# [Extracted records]
+ + + +
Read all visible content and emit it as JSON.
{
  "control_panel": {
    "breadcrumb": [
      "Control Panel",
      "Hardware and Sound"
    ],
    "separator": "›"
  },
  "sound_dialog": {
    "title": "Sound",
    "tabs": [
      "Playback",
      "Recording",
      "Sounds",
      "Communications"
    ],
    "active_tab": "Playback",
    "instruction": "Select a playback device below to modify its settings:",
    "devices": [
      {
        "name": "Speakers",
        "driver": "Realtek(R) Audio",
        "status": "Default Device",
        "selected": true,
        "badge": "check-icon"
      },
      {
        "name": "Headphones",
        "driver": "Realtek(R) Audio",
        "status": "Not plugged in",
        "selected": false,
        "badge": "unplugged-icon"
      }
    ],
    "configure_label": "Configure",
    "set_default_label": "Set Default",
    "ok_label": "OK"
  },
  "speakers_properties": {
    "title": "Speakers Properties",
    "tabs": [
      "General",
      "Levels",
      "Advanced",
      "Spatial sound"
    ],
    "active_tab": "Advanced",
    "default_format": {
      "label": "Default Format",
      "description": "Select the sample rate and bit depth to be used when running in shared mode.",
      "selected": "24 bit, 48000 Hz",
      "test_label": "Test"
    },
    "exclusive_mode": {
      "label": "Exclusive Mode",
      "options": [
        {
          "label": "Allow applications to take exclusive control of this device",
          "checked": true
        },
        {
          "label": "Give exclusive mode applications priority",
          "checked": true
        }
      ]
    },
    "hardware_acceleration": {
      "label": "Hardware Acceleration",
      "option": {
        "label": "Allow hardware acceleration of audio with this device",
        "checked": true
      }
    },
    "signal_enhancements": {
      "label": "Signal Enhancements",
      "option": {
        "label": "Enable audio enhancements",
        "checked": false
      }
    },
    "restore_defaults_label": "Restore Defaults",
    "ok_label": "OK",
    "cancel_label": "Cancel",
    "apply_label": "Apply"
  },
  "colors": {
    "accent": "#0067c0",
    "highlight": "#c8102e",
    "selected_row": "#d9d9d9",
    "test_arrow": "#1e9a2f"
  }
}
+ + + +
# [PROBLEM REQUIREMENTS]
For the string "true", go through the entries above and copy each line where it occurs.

# [EXERCISE RESULT]
        "selected": true,
          "checked": true
          "checked": true
        "checked": true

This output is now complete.